Wine has a long and rich history spanning thousands of years. Originating from the cultivation of wild grapevines beginning over 8,000 years ago, wine has evolved significantly over the centuries while maintaining its popularity worldwide.
The Origins of Winemaking
The earliest evidence of wine production dates back to between 6000-5000 BC from the Caucasus Mountains between the Black and Caspian Seas, generally believed to be the site of the earliest domesticated grapevines. By 3000 BC, the ancient Egyptians and Mesopotamians had developed systematic agriculture and grape cultivation, with wine primarily used for religious ceremonies and as currency for trade. Advancements in winemaking spread through the Mediterranean region with the Minoans and Mycenaeans developing distinct wines in Crete and mainland Greece by 1600 BC.
During the 8th century BC, the Phoenicians introduced winemaking to southern France and Spain, establishing some of the earliest recognizable wine regions still in production today. Meanwhile in Italy, Romans like Cato the Elder and Pliny the Elder wrote extensively on viticulture and defined various wine styles from famous provinces throughout the Empire. By the Middle Ages, Christian monks had established many of the foundational cellars and techniques across Europe that remain integral to modern viticulture.
Primary Wine Grape Varietals
With thousands of grape varieties cultivated for wine worldwide, a few stand out as globally significant due to their extensive plantings, versatility for different styles, and widespread name recognition. Here are brief introductions to some of the most prominent varietals:
– Cabernet Sauvignon: Originating from Bordeaux, France, this full-bodied red grape produces wines of deep color, texture, and bold flavors of blackcurrant, black cherry, cinnamon and tobacco. Widely planted throughout California, Washington, Chile, and elsewhere.

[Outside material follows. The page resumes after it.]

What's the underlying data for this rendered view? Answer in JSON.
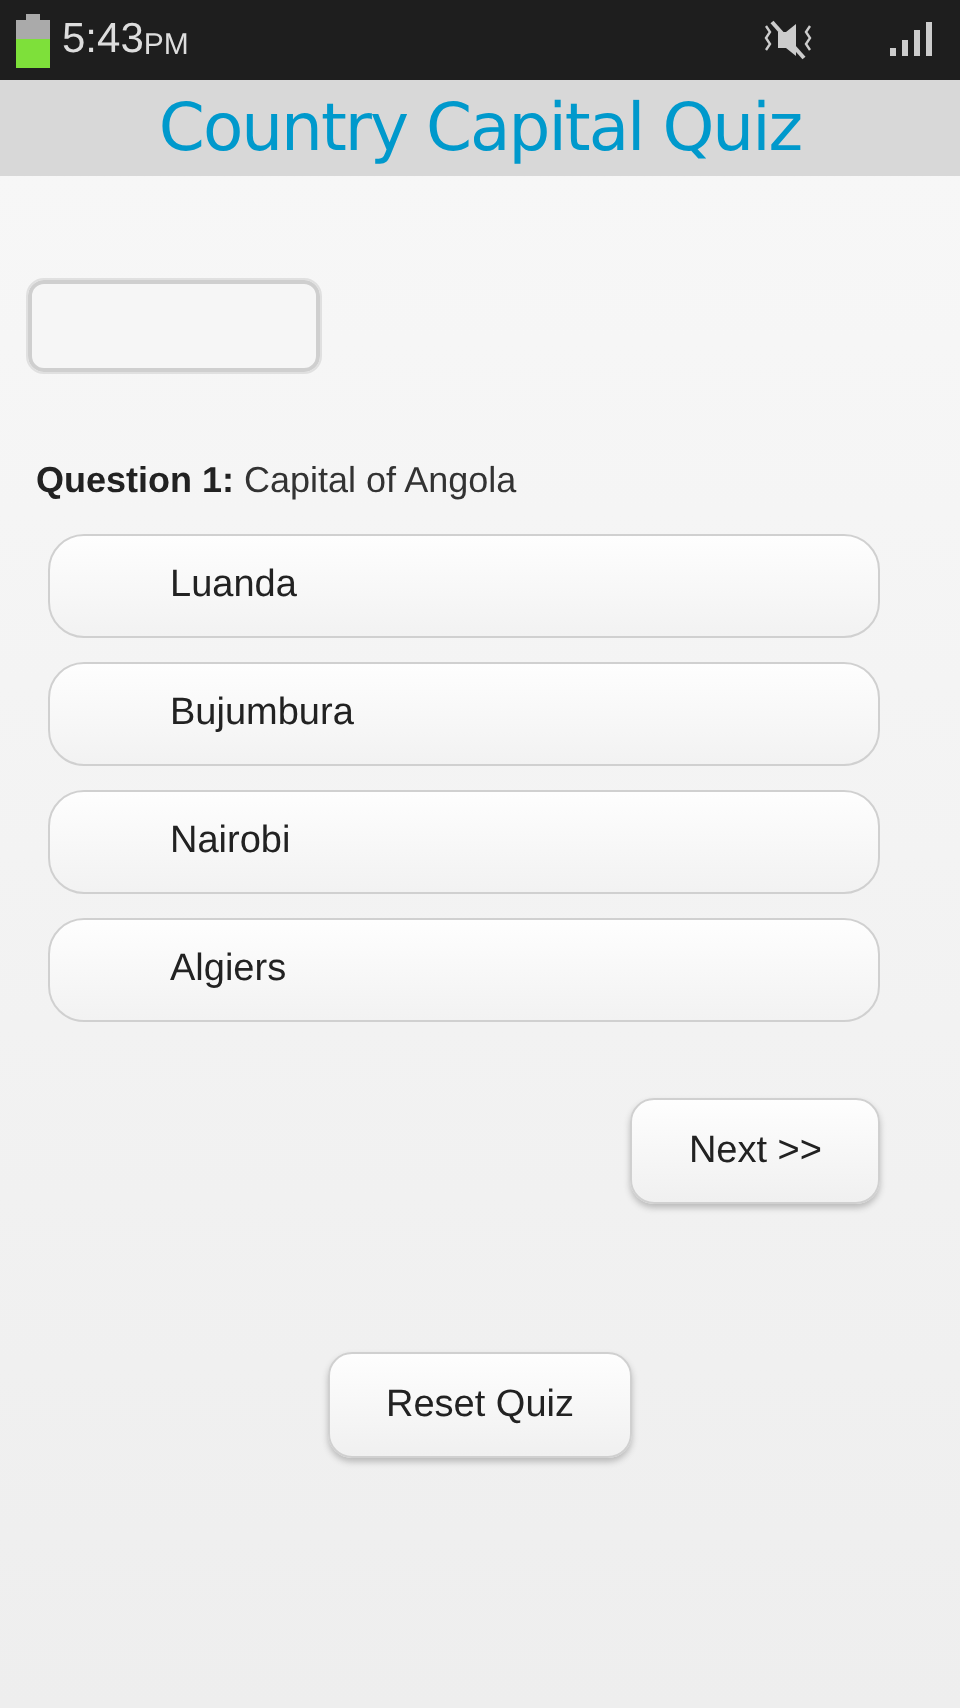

– Merlot: Also from Bordeaux, Merlot grapes make soft, fruit-forward wines often blended with Cabernet Sauvignon. Common in Bordeaux, Washington State, California, Chile, and Italy. Known for flavors of plum, black cherry, and violets.
– Pinot Noir: The primary grape of Burgundy and Champagne, Pinot Noir is sensitive but capable of producing complex wines displaying notes of cherry, raspberry, earth and mushroom when grown in cooler climates. Dense plantings occur in Oregon, California as well as Burgundy, New Zealand and elsewhere.
– Chardonnay: Originating from Burgundy, this white grape is widely versatile and able to take on flavors derived from its terroir. Common in Chablis, Burgundy and other French regions along with California, Australia, Washington and more. Flavors range from apple and pear to tropical fruit, butter and oak depending on viticultural choices.
– Sauvignon Blanc: Originating from Bordeaux, this aromatic white grape shines in regions like Sancerre and Pouilly-Fumé in the Loire Valley. Also significant in Marlborough, New Zealand as well as California, Chile, South Africa and more. Flavors pop with citrus, grapefruit, herbs and tropical fruits.
Regional Focus: California and France
Two powerhouse wine regions that exemplify the diversity possible from varied climates and varietals are California and France:
California: With a Mediterranean climate and diverse geography, California has evolved into a globally significant producer since the mid-20th century. Cool-climate regions like Napa, Sonoma and the Central Coast excel with Cabernet Sauvignon and Chardonnay while inland valleys specialize in Zinfandel, Petite Sirah and Rhone varieties. Innovations in Viticulture have pushed boundaries with Burgundian and Rhone varieties in regions like the Santa Rita Hills.
France: As the original home of winegoing, France has developed some of the most storied regions perfectly suited to specific varietals. Burgundy produces elegant Pinot Noir and Chardonnay wines while Bordeaux crafts bold Cabernets and Merlots. The Rhone Valley specializes in Syrah and Grenache based reds. Chablis, Sancerre and other Loire appellations emphasize crisp Sauvignon Blanc. The diverse Alsace region along the German border cultivates varietals like Gewürztraminer and Riesling.
Modern Innovations in Viticulture and Winemaking
Constant innovations aim to optimize sustainability and quality as consumer tastes evolve. Advances in trellising systems, clonal selection, and disease prevention optimize yields while improving grape maturity and natural balance. Techniques like reverse osmosis, spinning cones and cryomaceration optimize extraction for more concentrated fruit flavors. Fermentation advances like wild versus commercial yeast inoculation along with lees stirring, malolactic fermentation and aging vessels continue expanding wine style possibilities. As sustainability concerns rise, many adopt practices like organic and Biodynamic viticulture with reduced intervention winemaking. As the industry addresses climate change threats, researchers develop resistant clones and explore new frontiers. With diverse regions undergoing their own revolutions, exciting developments lay ahead in the decades to come.
- Source: Coherent Market Insights, Public sources, Desk research
- We have leveraged AI tools to mine information and compile it